Brief:
Below are some entries; report how many of their lines contain the word "true", giving nothing besides the number.
-.-.-
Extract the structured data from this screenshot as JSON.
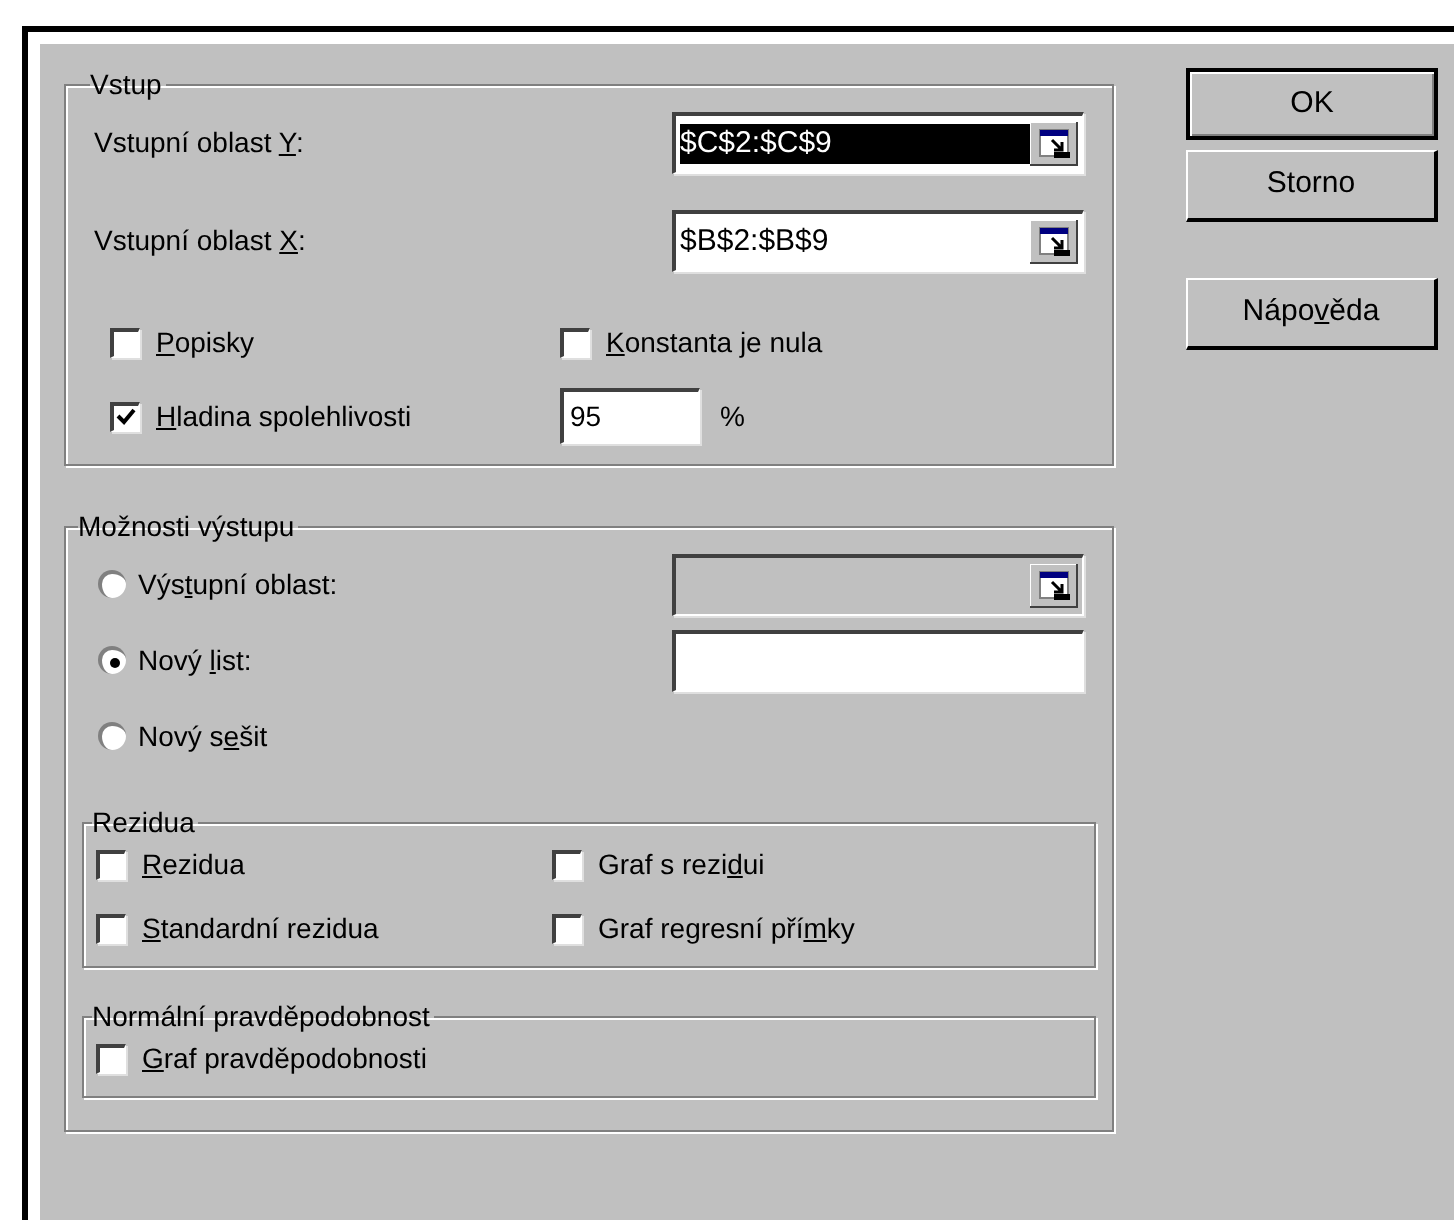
{
  "input_group": {
    "title": "Vstup",
    "fields": [
      {
        "label": {
          "pre": "Vstupní oblast ",
          "key": "Y",
          "post": ":"
        },
        "value": "$C$2:$C$9",
        "text_selected": true
      },
      {
        "label": {
          "pre": "Vstupní oblast ",
          "key": "X",
          "post": ":"
        },
        "value": "$B$2:$B$9",
        "text_selected": false
      }
    ],
    "checkboxes": [
      {
        "label": {
          "key": "P",
          "post": "opisky"
        },
        "checked": false
      },
      {
        "label": {
          "key": "K",
          "post": "onstanta je nula"
        },
        "checked": false
      },
      {
        "label": {
          "key": "H",
          "post": "ladina spolehlivosti"
        },
        "checked": true
      }
    ],
    "confidence_value": "95",
    "confidence_unit": "%"
  },
  "output_group": {
    "title": "Možnosti výstupu",
    "options": [
      {
        "label": {
          "pre": "Výs",
          "key": "t",
          "post": "upní oblast:"
        },
        "selected": false,
        "field": {
          "disabled": true,
          "range_button": true
        }
      },
      {
        "label": {
          "pre": "Nový ",
          "key": "l",
          "post": "ist:"
        },
        "selected": true,
        "field": {
          "disabled": false,
          "range_button": false
        }
      },
      {
        "label": {
          "pre": "Nový s",
          "key": "e",
          "post": "šit"
        },
        "selected": false
      }
    ],
    "residuals": {
      "title": "Rezidua",
      "checkboxes": [
        {
          "label": {
            "key": "R",
            "post": "ezidua"
          },
          "checked": false
        },
        {
          "label": {
            "pre": "Graf s rezi",
            "key": "d",
            "post": "ui"
          },
          "checked": false
        },
        {
          "label": {
            "key": "S",
            "post": "tandardní rezidua"
          },
          "checked": false
        },
        {
          "label": {
            "pre": "Graf regresní pří",
            "key": "m",
            "post": "ky"
          },
          "checked": false
        }
      ]
    },
    "normal_probability": {
      "title": "Normální pravděpodobnost",
      "checkboxes": [
        {
          "label": {
            "key": "G",
            "post": "raf pravděpodobnosti"
          },
          "checked": false
        }
      ]
    }
  },
  "buttons": [
    {
      "label": {
        "pre": "OK"
      },
      "default": true
    },
    {
      "label": {
        "pre": "Storno"
      },
      "default": false
    },
    {
      "label": {
        "pre": "Nápo",
        "key": "v",
        "post": "ěda"
      },
      "default": false
    }
  ]
}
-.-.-
Solution:
6